Sensata closes for weekend over “Bainport” publicity

FREEPORT, Il. – Just as MSNBC’s Ed Schultz Friday program was drawing hundreds to “Bainport,” a protest encampment of outsourced Sensata workers here, the company shut the plant and barred entry to its workers. Employees locked out included those on Friday’s second shift and all those scheduled to work for the remainder of the weekend.

Included in the crowds that massed at Bainport in support of the workers on Friday were contingents from the United Steelworkers and the United Auto Workers, two of the nation’s largest unions in the manufacturing sector.

The 170 outsourced Sensata workers, who have camped out across the road from the plant now for 40 days and 40 nights, continue to get national attention in their effort to save their jobs by pressuring GOP presidential candidate Mitt Romney to use his Bain Capital connections on their behalf.

The Rev. Jesse Jackson Jr., the veteran civil rights leader who heads the Rainbow Push Coalition, was on his way from Chicago late Monday afternoon to stand with the Freeport Workers.

“Mitt could have saved the Rev. Jackson a trip by simply picking up the phone and calling off the dogs at Bain Capital,” said Zoe Bridges-Curry, a spokesperson for the Sensata workers at Bainport.

The visit by the Rev. Jackson follows by just two days an appearance at Bainport by the Rev. Al Sharpton, civil rights leader from New York, who joined crowds of protesters at Bainport on Saturday.

Among those also backing the Freeport workers on Saturday were visitors from the Republic Windows and Doors factory in Chicago.
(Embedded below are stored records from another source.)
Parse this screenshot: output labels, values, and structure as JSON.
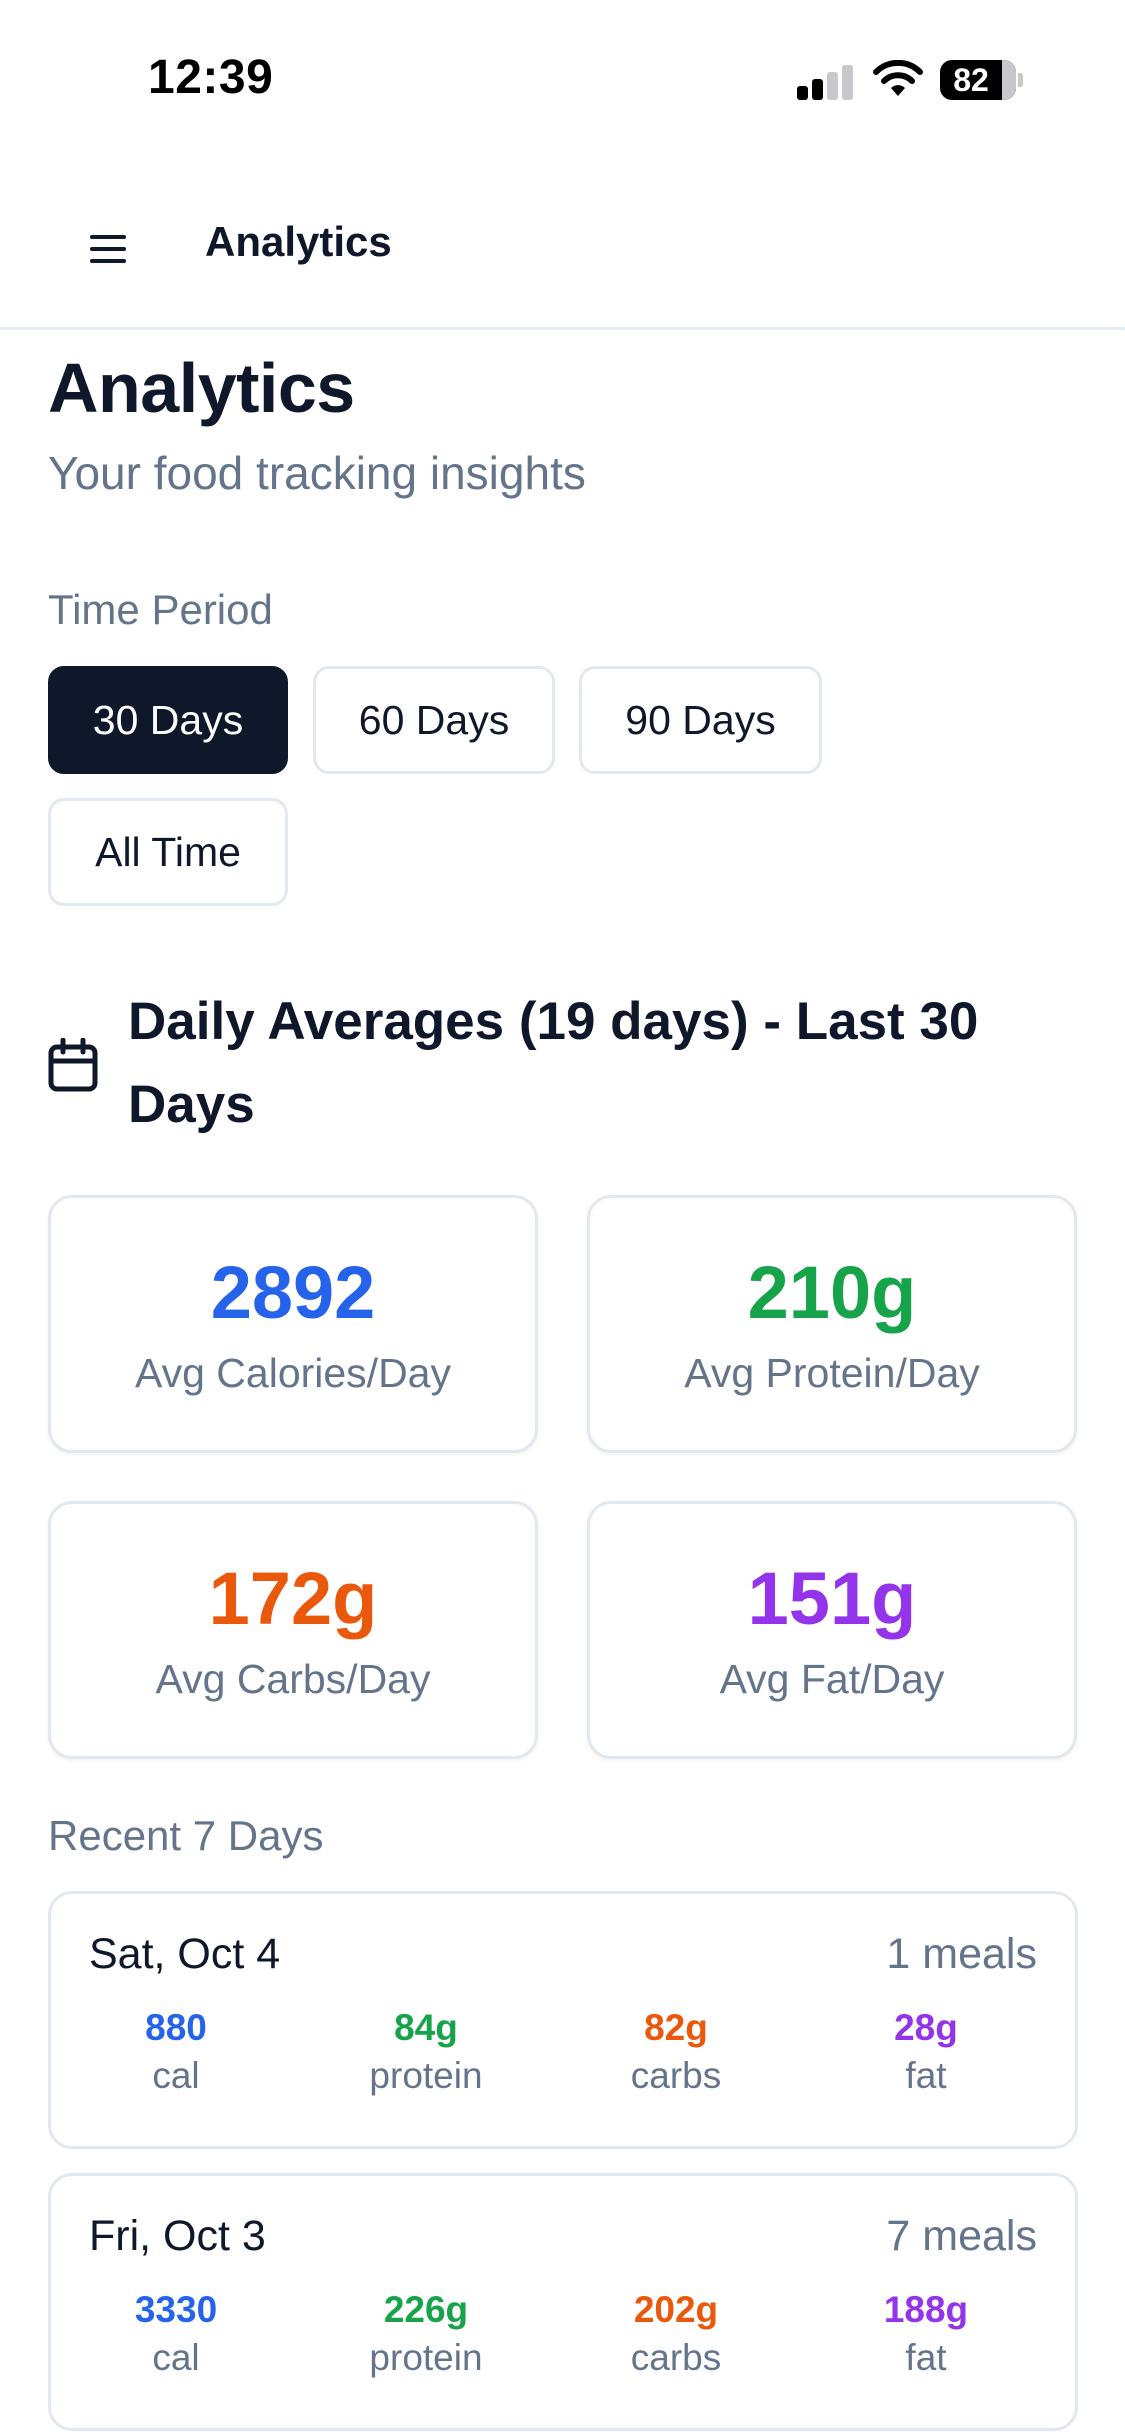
{
  "status_bar": {
    "time": "12:39",
    "battery": "82"
  },
  "nav": {
    "title": "Analytics",
    "menu_icon": "hamburger-menu-icon"
  },
  "header": {
    "title": "Analytics",
    "subtitle": "Your food tracking insights"
  },
  "time_period": {
    "label": "Time Period",
    "options": [
      "30 Days",
      "60 Days",
      "90 Days",
      "All Time"
    ],
    "selected": "30 Days"
  },
  "averages": {
    "title": "Daily Averages (19 days) - Last 30 Days",
    "icon": "calendar-icon",
    "calories": {
      "value": "2892",
      "label": "Avg Calories/Day"
    },
    "protein": {
      "value": "210g",
      "label": "Avg Protein/Day"
    },
    "carbs": {
      "value": "172g",
      "label": "Avg Carbs/Day"
    },
    "fat": {
      "value": "151g",
      "label": "Avg Fat/Day"
    }
  },
  "recent": {
    "label": "Recent 7 Days",
    "days": [
      {
        "date": "Sat, Oct 4",
        "meals": "1 meals",
        "cal": "880",
        "protein": "84g",
        "carbs": "82g",
        "fat": "28g"
      },
      {
        "date": "Fri, Oct 3",
        "meals": "7 meals",
        "cal": "3330",
        "protein": "226g",
        "carbs": "202g",
        "fat": "188g"
      }
    ],
    "labels": {
      "cal": "cal",
      "protein": "protein",
      "carbs": "carbs",
      "fat": "fat"
    }
  },
  "colors": {
    "calories": "#2563eb",
    "protein": "#16a34a",
    "carbs": "#ea580c",
    "fat": "#9333ea",
    "primary": "#0f172a",
    "muted": "#64748b"
  }
}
The Republic workers who visited Bainport had themselves responded to sudden layoffs by occupying their factory and by setting up a worker-owned manufacturing facility that is still operating.

Armando Robles, a Republic worker who is now president of UE, Local 1110, brought his family from Chicago to Bainport, where he discussed a variety of issues with Sensata workers, including the importance of civil disobedience as a tactic in the struggles waged by workers. There are strong parallels, he noted, between the decision of workers at his workplace to occupy the factory and the decision by Sensata workers to set up a protest encampment outside their plant.

At least three community supporters of the Sensata workers have been arrested after attempting to block trucks sent in to remove equipment form the plant.

The deep attachment workers have for the machinery they have operated for many years is a major issue in the civil disobedience at Bainport, with workers saying that the equipment being removed is much more than just property that the company is outsourcing along with its workers.

Jeff Whitson, a 12-year veteran at the plant, said he was “sole operator” of machinery at his station for the second shift for all those years. “I watched the machine being taken apart bit by bit,” he said, “and you may think this is silly but, you know the footprint that a heavy machine leaves on the floor after you move it – to this day I can’t bring myself to walk over that spot.”

Workers also note that, not only does Romney stand to profit from the outsourcing through stock he owns in Sensata, but that his 2011 tax returns reveal that he got a huge tax break by moving Sensata stock to a charity organization he controls. The tax returns also show that he continues to profit from Bain’s offshore holdings and tax avoidance strategies.

The workers tried to deliver a petition to the plant manager last Wednesday as part of their additional effort to win full and fair severance. Workers who have been at the plant for as long as 40 years are only getting 26 weeks. They say that as soon as Bain purchased their plant four years ago it slashed agreed-upon severance pay rates to their current low levels.

Photo: From the Save Our Jobs Facebook page.


Earchiel Johnson
Earchiel Johnson

Earchiel Johnson is a community activist living in Chicago. He is on the staff of the People's World, where his articles, photos and videos appear frequently. He also provides technical support.

John Wojcik
John Wojcik

John Wojcik is editor in chief at He started as labor editor of the People's World in May, 2007 after working as a union meat cutter in northern New Jersey. There he served as a shop steward, as a member of a UFCW contract negotiating committee, and as an activist in the union's campaign to win public support for Wal-Mart workers. In the 1970s and '80s he was a political action reporter for the Daily World, this newspaper's predecessor, and active in electoral politics in Brooklyn, New York.